WHAT IS EXPECTED:
Where a line holds the word "Help", copy that line from the data below.

RECORDS PROVIDED:
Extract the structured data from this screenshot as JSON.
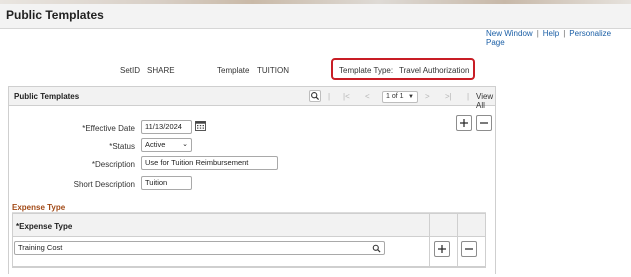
{
  "page": {
    "title": "Public Templates"
  },
  "links": {
    "new_window": "New Window",
    "help": "Help",
    "personalize": "Personalize Page",
    "sep": "|"
  },
  "header": {
    "setid_label": "SetID",
    "setid_value": "SHARE",
    "template_label": "Template",
    "template_value": "TUITION",
    "template_type_label": "Template Type:",
    "template_type_value": "Travel Authorization"
  },
  "panel": {
    "title": "Public Templates",
    "nav": {
      "first": "|<",
      "prev": "<",
      "page": "1 of 1",
      "next": ">",
      "last": ">|",
      "sep": "|",
      "view_all": "View All"
    },
    "fields": {
      "effective_date_label": "*Effective Date",
      "effective_date_value": "11/13/2024",
      "status_label": "*Status",
      "status_value": "Active",
      "description_label": "*Description",
      "description_value": "Use for Tuition Reimbursement",
      "short_description_label": "Short Description",
      "short_description_value": "Tuition"
    }
  },
  "expense": {
    "section_title": "Expense Type",
    "column_header": "*Expense Type",
    "rows": [
      {
        "expense_type": "Training Cost"
      }
    ]
  },
  "icons": [
    "search-icon",
    "calendar-icon",
    "chevron-down-icon",
    "plus-icon",
    "minus-icon"
  ],
  "colors": {
    "highlight_border": "#c81d25",
    "section_title": "#a24a17",
    "link": "#1b5fa6"
  }
}
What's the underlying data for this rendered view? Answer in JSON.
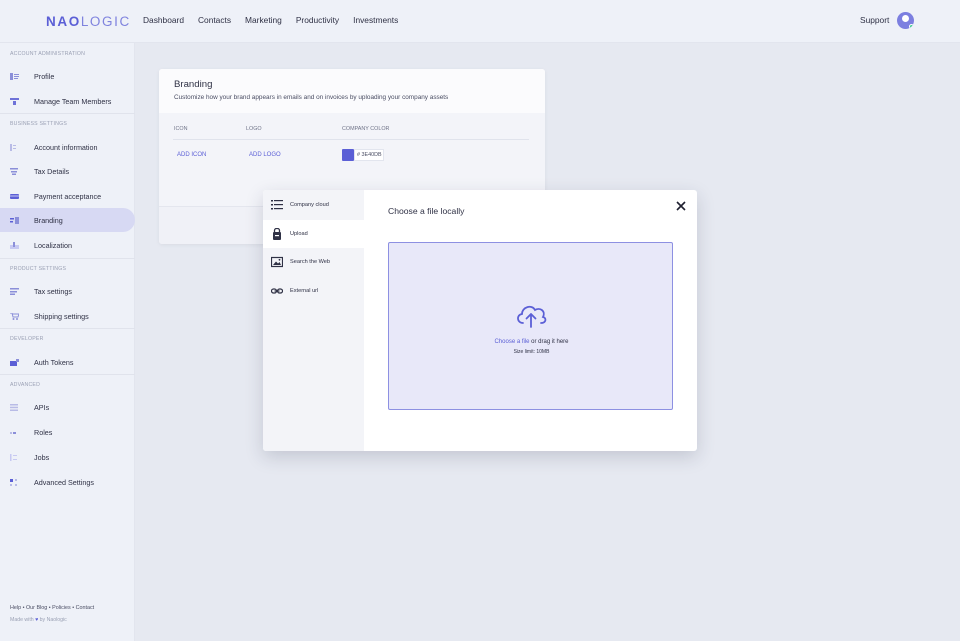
{
  "brand": {
    "logo_bold": "NAO",
    "logo_light": "LOGIC"
  },
  "nav": {
    "items": [
      "Dashboard",
      "Contacts",
      "Marketing",
      "Productivity",
      "Investments"
    ],
    "support": "Support"
  },
  "sidebar": {
    "sections": [
      "ACCOUNT ADMINISTRATION",
      "BUSINESS SETTINGS",
      "PRODUCT SETTINGS",
      "DEVELOPER",
      "ADVANCED"
    ],
    "items": [
      {
        "label": "Profile",
        "icon": "profile-icon"
      },
      {
        "label": "Manage Team Members",
        "icon": "team-icon"
      },
      {
        "label": "Account information",
        "icon": "account-info-icon"
      },
      {
        "label": "Tax Details",
        "icon": "tax-details-icon"
      },
      {
        "label": "Payment acceptance",
        "icon": "payment-icon"
      },
      {
        "label": "Branding",
        "icon": "branding-icon",
        "active": true
      },
      {
        "label": "Localization",
        "icon": "localization-icon"
      },
      {
        "label": "Tax settings",
        "icon": "tax-settings-icon"
      },
      {
        "label": "Shipping settings",
        "icon": "shipping-icon"
      },
      {
        "label": "Auth Tokens",
        "icon": "auth-tokens-icon"
      },
      {
        "label": "APIs",
        "icon": "apis-icon"
      },
      {
        "label": "Roles",
        "icon": "roles-icon"
      },
      {
        "label": "Jobs",
        "icon": "jobs-icon"
      },
      {
        "label": "Advanced Settings",
        "icon": "advanced-settings-icon"
      }
    ],
    "footer": {
      "links": "Help  •  Our Blog  •  Policies  •  Contact",
      "made_with": "Made with",
      "by": "by Naologic"
    }
  },
  "branding": {
    "title": "Branding",
    "subtitle": "Customize how your brand appears in emails and on invoices by uploading your company assets",
    "columns": [
      "ICON",
      "LOGO",
      "COMPANY COLOR"
    ],
    "add_icon": "ADD ICON",
    "add_logo": "ADD LOGO",
    "color_hex": "# 3E40DB"
  },
  "modal": {
    "options": [
      {
        "label": "Company cloud",
        "icon": "list-icon"
      },
      {
        "label": "Upload",
        "icon": "upload-icon",
        "active": true
      },
      {
        "label": "Search the Web",
        "icon": "image-search-icon"
      },
      {
        "label": "External url",
        "icon": "link-icon"
      }
    ],
    "title": "Choose a file locally",
    "choose_link": "Choose a file",
    "drag_text": " or drag it here",
    "size_limit": "Size limit: 10MB"
  },
  "colors": {
    "accent": "#5b5fd6",
    "active_bg": "#d7d9f3",
    "dropzone": "#e8e8f9"
  }
}
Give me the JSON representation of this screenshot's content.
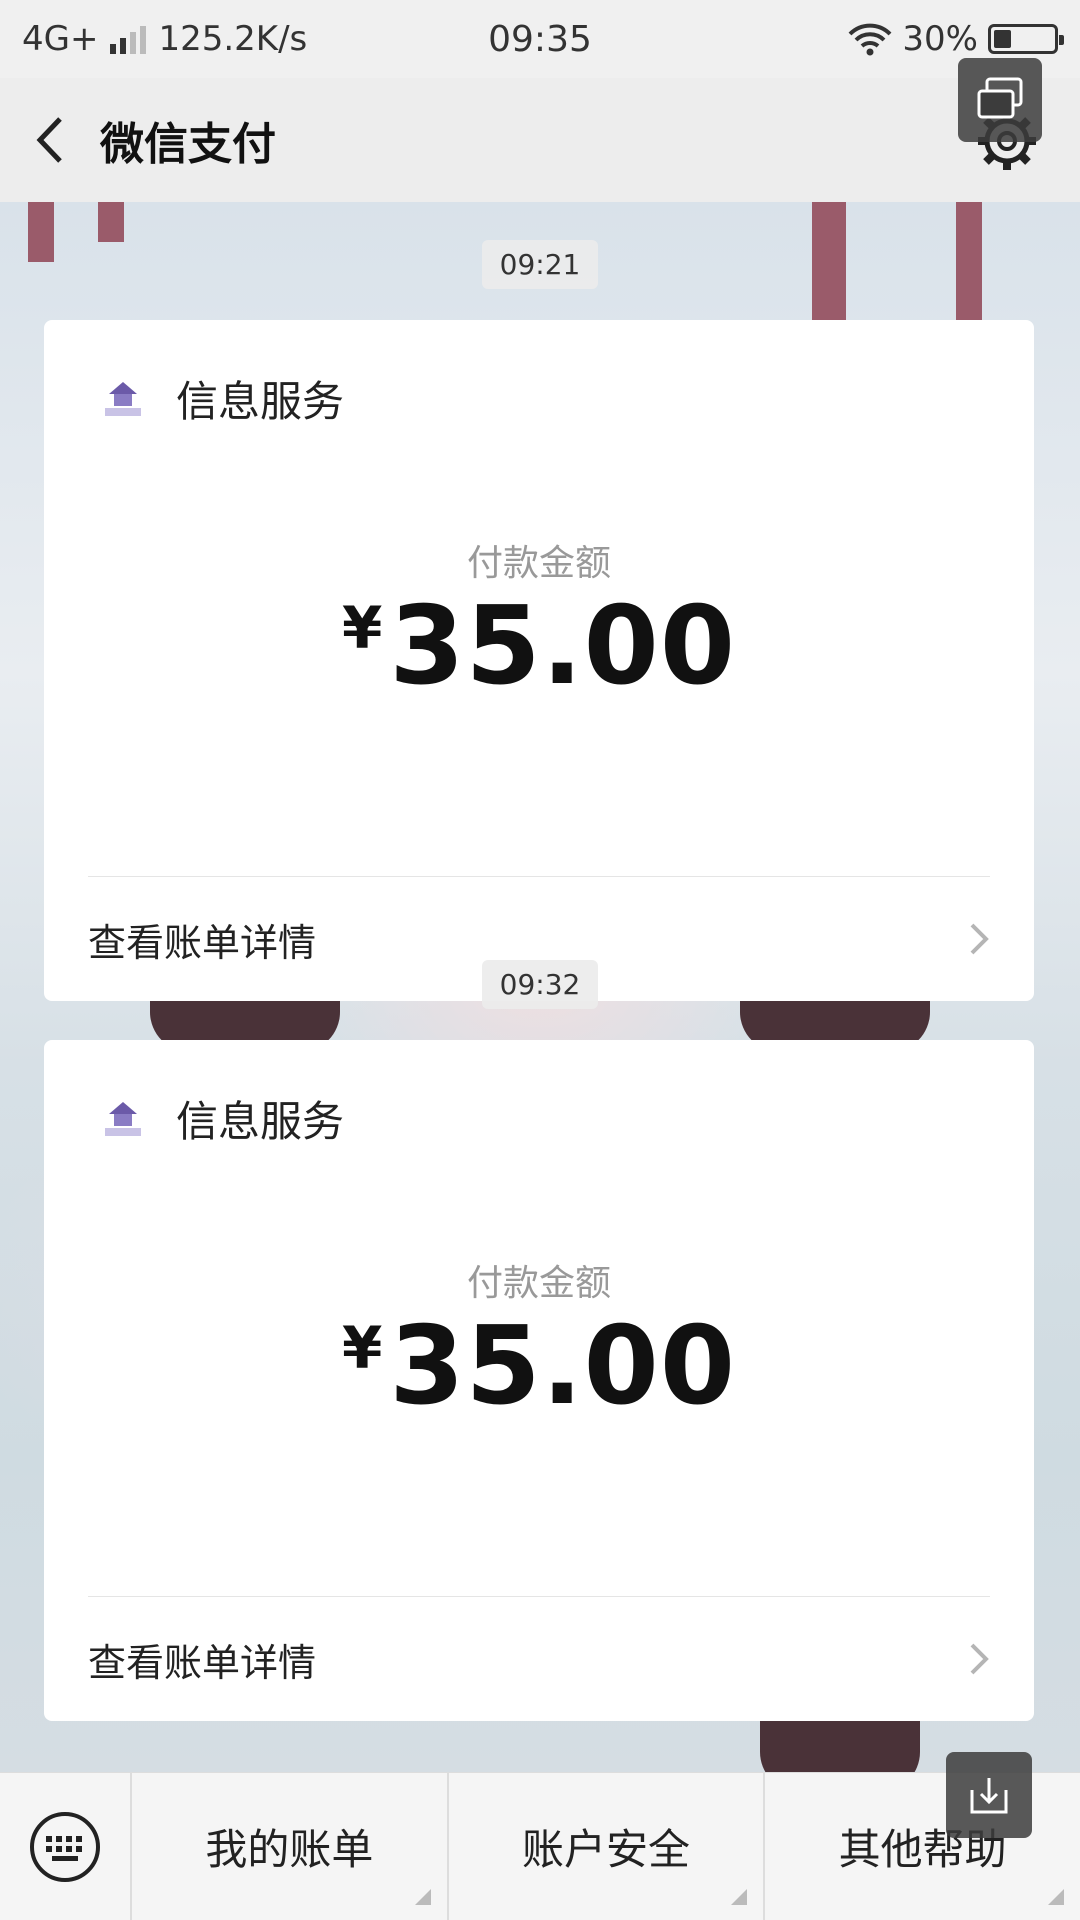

OUTPUT FOR THIS TASK:
    "help": "Help",
      "links": "Help  •  Our Blog  •  Policies  •  Contact",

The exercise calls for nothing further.